Domestic interiors play an central part in Édouard Vuillard`s oeuvre and established his reputation as an artist. Deeply attached to his mother, with whom he shared an apartment until her death, he portrayed her no less than five hundred times during his artistic career, mostly showing her occupied with common daily activities as sewing, cooking or reading. In La Couseuse Devant la Fenêtre we see the artist’s mother in profile view, sitting in an armchair in front of a large window, occupied with her needlework. To the right of her stands a pair of nesting tables as well as a large wardrobe with a mirror, reflecting the opposite side of the room. A thick floral patterned rug covers the floor. Facades of houses are visible through the window. Jacques Salomon identified the setting of this scene as the fourth floor apartment of 26 Rue de Calais, on the corner of Place Vintimille in Paris, where the artist had moved with his mother in 1907. Marie Justine Alexandrine Michaud Vuillard was a corset-maker. After her husband`s death in 1883, she had used the family home as her workshop. Her and her son’s apartment was permanently occupied with seamstresses, sewing and embroidering. Édouard would be an outsider and observer in this tightly knit world of working women. The very private character and calm mood of these domestic scenes, earned Vuillard the label intimiste. Although very modern in their execution, Vuillard’s interieurs – with their muted light and the peaceful atmosphere – owe a lot to Dutch genre painting. As one of the founding member of the Nabis, Vuillard also had a vital interest in decorative patterns. In the present compositionhe combines the rich textural detail of the interior space – the carpet, his mother’s dress, the reflection of the mirror – with the soft light, falling through the window. La Couseuse Devant la Fenêtre is a deeply lyrical tribute to his mother, whom Vuillard called his muse.

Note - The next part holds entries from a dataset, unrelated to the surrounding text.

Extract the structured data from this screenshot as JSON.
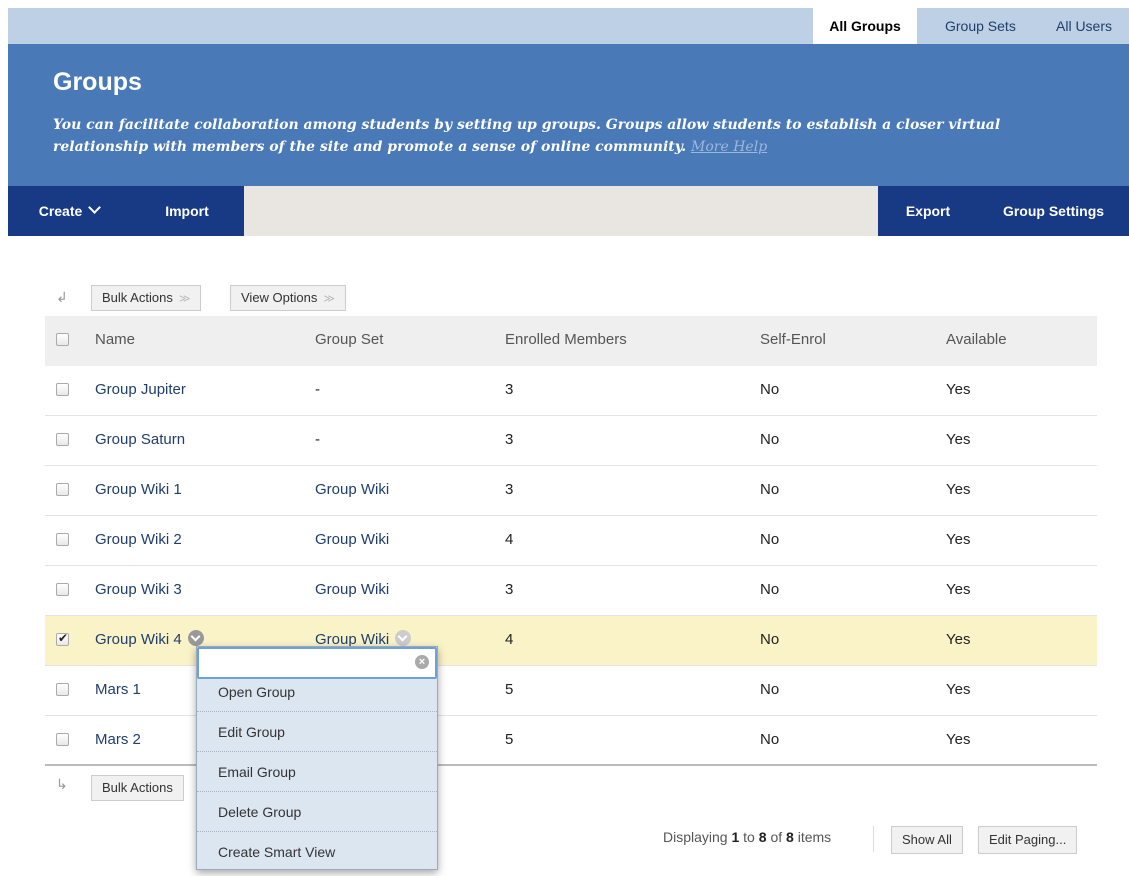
{
  "tabs": [
    {
      "label": "All Groups",
      "active": true
    },
    {
      "label": "Group Sets",
      "active": false
    },
    {
      "label": "All Users",
      "active": false
    }
  ],
  "hero": {
    "title": "Groups",
    "description": "You can facilitate collaboration among students by setting up groups. Groups allow students to establish a closer virtual relationship with members of the site and promote a sense of online community.",
    "help_link": "More Help"
  },
  "actionbar": {
    "create": "Create",
    "import": "Import",
    "export": "Export",
    "group_settings": "Group Settings"
  },
  "toolbar": {
    "bulk_actions": "Bulk Actions",
    "view_options": "View Options"
  },
  "table": {
    "headers": [
      "Name",
      "Group Set",
      "Enrolled Members",
      "Self-Enrol",
      "Available"
    ],
    "rows": [
      {
        "name": "Group Jupiter",
        "group_set": "-",
        "enrolled": "3",
        "self_enrol": "No",
        "available": "Yes",
        "checked": false
      },
      {
        "name": "Group Saturn",
        "group_set": "-",
        "enrolled": "3",
        "self_enrol": "No",
        "available": "Yes",
        "checked": false
      },
      {
        "name": "Group Wiki 1",
        "group_set": "Group Wiki",
        "enrolled": "3",
        "self_enrol": "No",
        "available": "Yes",
        "checked": false
      },
      {
        "name": "Group Wiki 2",
        "group_set": "Group Wiki",
        "enrolled": "4",
        "self_enrol": "No",
        "available": "Yes",
        "checked": false
      },
      {
        "name": "Group Wiki 3",
        "group_set": "Group Wiki",
        "enrolled": "3",
        "self_enrol": "No",
        "available": "Yes",
        "checked": false
      },
      {
        "name": "Group Wiki 4",
        "group_set": "Group Wiki",
        "enrolled": "4",
        "self_enrol": "No",
        "available": "Yes",
        "checked": true
      },
      {
        "name": "Mars 1",
        "group_set": "",
        "enrolled": "5",
        "self_enrol": "No",
        "available": "Yes",
        "checked": false
      },
      {
        "name": "Mars 2",
        "group_set": "",
        "enrolled": "5",
        "self_enrol": "No",
        "available": "Yes",
        "checked": false
      }
    ]
  },
  "context_menu": {
    "items": [
      "Open Group",
      "Edit Group",
      "Email Group",
      "Delete Group",
      "Create Smart View"
    ]
  },
  "paging": {
    "prefix": "Displaying",
    "from": "1",
    "to_word": "to",
    "to": "8",
    "of_word": "of",
    "total": "8",
    "suffix": "items",
    "show_all": "Show All",
    "edit_paging": "Edit Paging..."
  },
  "colors": {
    "hero_bg": "#4a79b8",
    "actionbar_btn": "#183a85",
    "selected_row": "#fbf3c8",
    "link": "#1f3e6b"
  }
}
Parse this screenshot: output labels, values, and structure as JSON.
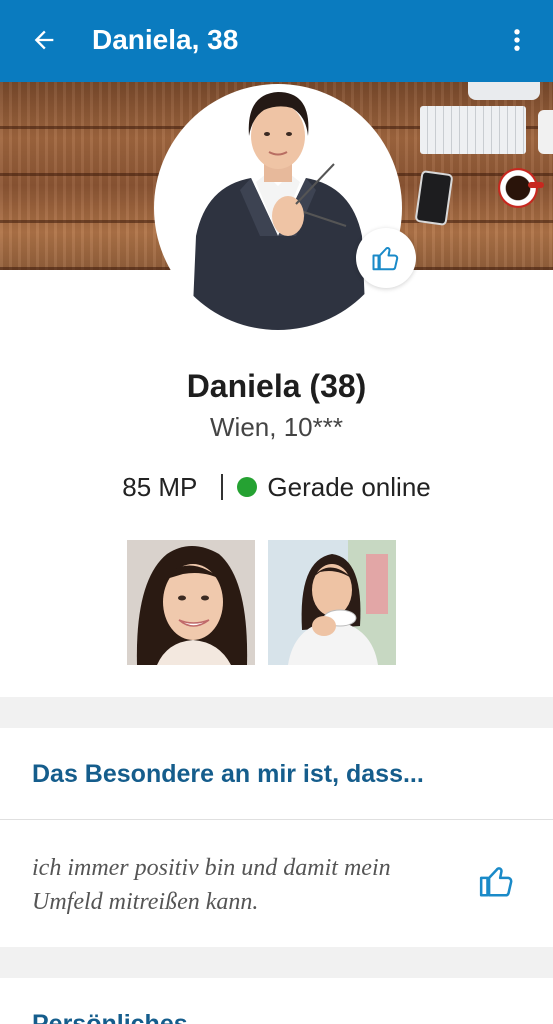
{
  "appbar": {
    "title": "Daniela, 38",
    "back_icon": "arrow-left-icon",
    "menu_icon": "more-vertical-icon",
    "color": "#0a7bbf"
  },
  "profile": {
    "name": "Daniela (38)",
    "location": "Wien, 10***",
    "points": "85 MP",
    "status": "Gerade online",
    "status_color": "#25a232",
    "like_icon": "thumbs-up-icon"
  },
  "photos": [
    {
      "alt_icon": "photo-thumbnail"
    },
    {
      "alt_icon": "photo-thumbnail"
    }
  ],
  "sections": [
    {
      "heading": "Das Besondere an mir ist, dass...",
      "text": "ich immer positiv bin und damit mein Umfeld mitreißen kann.",
      "like_icon": "thumbs-up-icon"
    },
    {
      "heading": "Persönliches"
    }
  ],
  "accent_color": "#155d8c"
}
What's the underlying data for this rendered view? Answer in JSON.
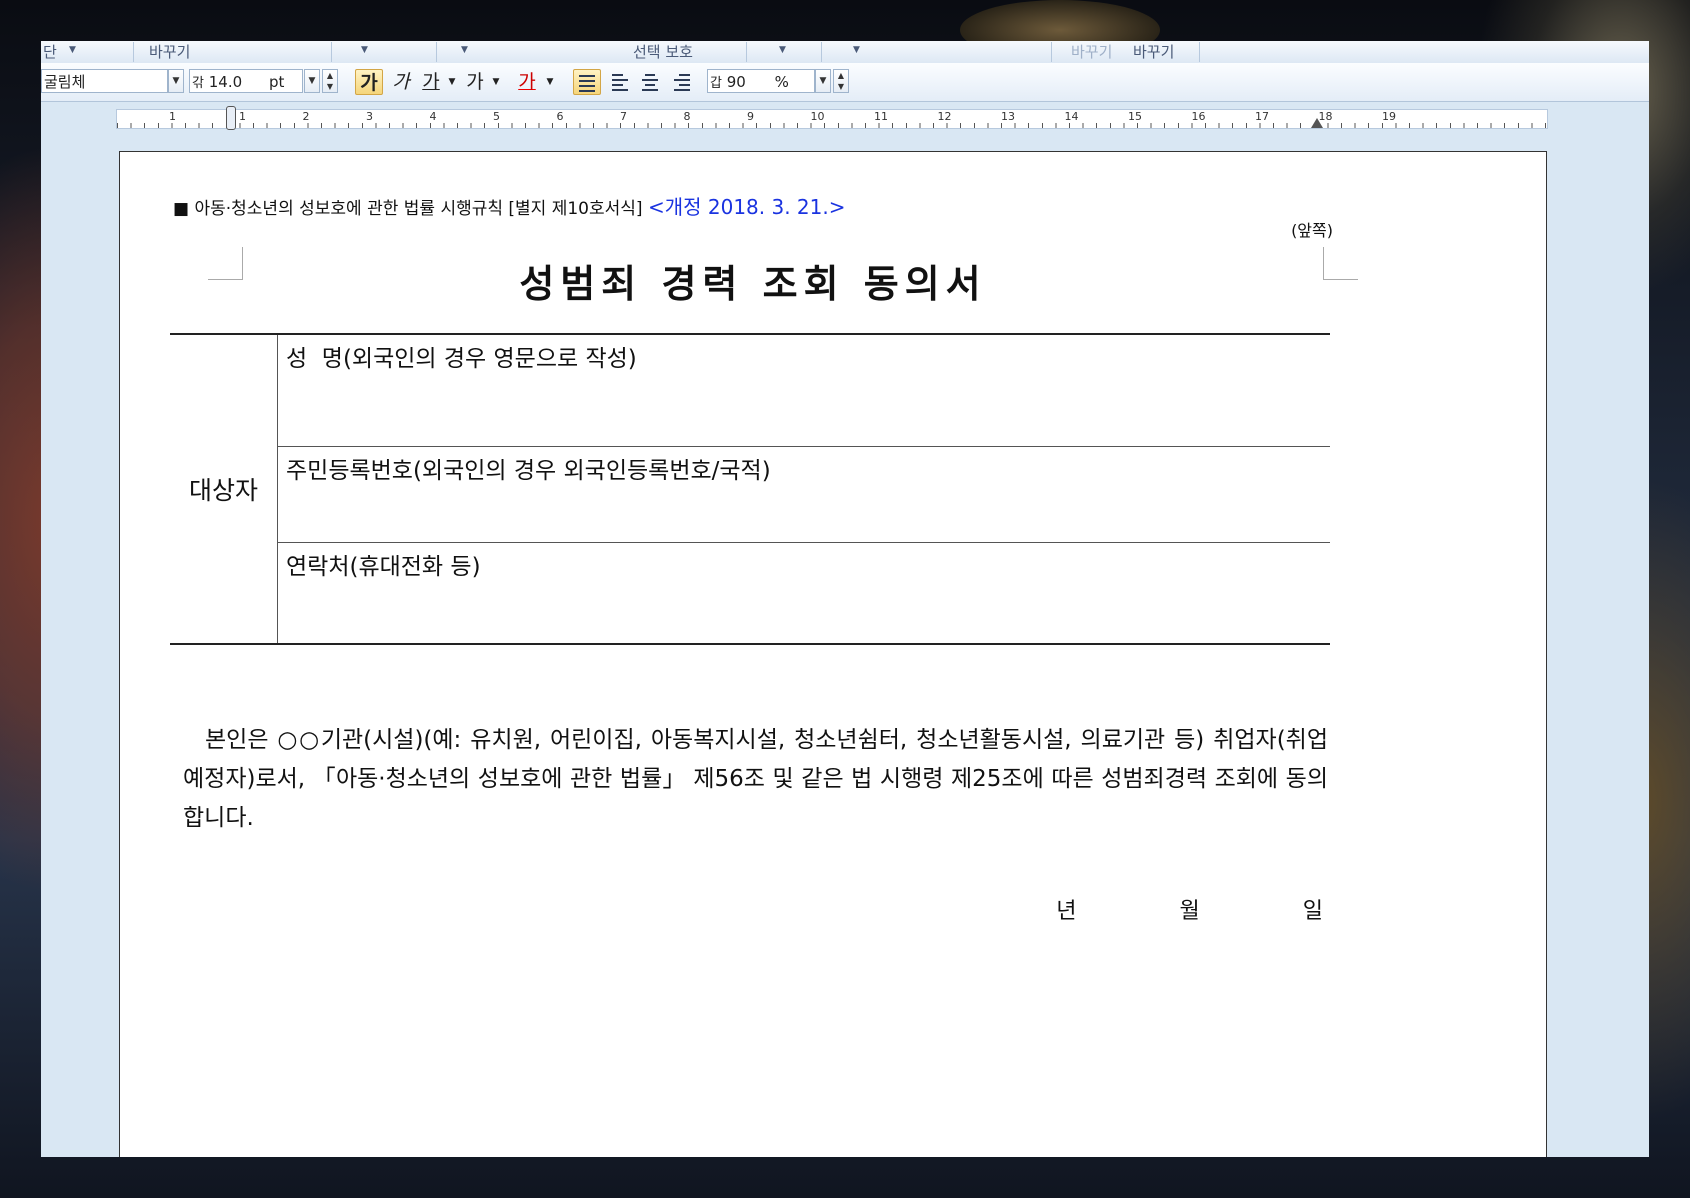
{
  "toolbar_top": {
    "items": [
      "단",
      "바꾸기",
      "선택 보호",
      "바꾸기",
      "바꾸기"
    ]
  },
  "format_bar": {
    "font_name": "굴림체",
    "font_size_prefix": "갂",
    "font_size": "14.0",
    "font_unit": "pt",
    "bold": "가",
    "italic": "가",
    "underline": "가",
    "strike": "가",
    "color": "가",
    "line_spacing_prefix": "갑",
    "line_spacing": "90",
    "line_spacing_unit": "%"
  },
  "ruler": {
    "numbers": [
      "1",
      "1",
      "2",
      "3",
      "4",
      "5",
      "6",
      "7",
      "8",
      "9",
      "10",
      "11",
      "12",
      "13",
      "14",
      "15",
      "16",
      "17",
      "18",
      "19"
    ]
  },
  "document": {
    "header_prefix": "■ 아동·청소년의 성보호에 관한 법률 시행규칙 [별지 제10호서식] ",
    "header_revision": "<개정 2018. 3. 21.>",
    "front_label": "(앞쪽)",
    "title": "성범죄 경력 조회 동의서",
    "subject_label": "대상자",
    "fields": [
      "성  명(외국인의 경우 영문으로 작성)",
      "주민등록번호(외국인의 경우 외국인등록번호/국적)",
      "연락처(휴대전화 등)"
    ],
    "paragraph": "본인은 ○○기관(시설)(예: 유치원, 어린이집, 아동복지시설, 청소년쉼터, 청소년활동시설, 의료기관 등) 취업자(취업예정자)로서, 「아동·청소년의 성보호에 관한 법률」 제56조 및 같은 법 시행령 제25조에 따른 성범죄경력 조회에 동의합니다.",
    "date_year": "년",
    "date_month": "월",
    "date_day": "일"
  }
}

The Paris gallery Bernheim-Jeune purchased the present painting directly from Vuillard in 1910. One of its pre-war owners, Georges Hasen, brought it to St. Petersburg, but returned to Paris with it before the Russian revolution. During WW II, the work was looted by the Nazis from the Parisian art dealer Paul Rosenberg. Nazi inventories record that the work was stolen from Rosenberg’s art deposit in Libourne, near Bordeaux, and taken to the Jeu de Paume in Paris on the Sept. 5, 1941. There the painting was labelled to go to a special ERR art repository in Nikolsburg, southern Moravia. La Couseuse Devant la Fenêtre was restituted to the Rosenberg family after WW2.
 Jacques Salomon, Vuillard, Paris1961, p. 104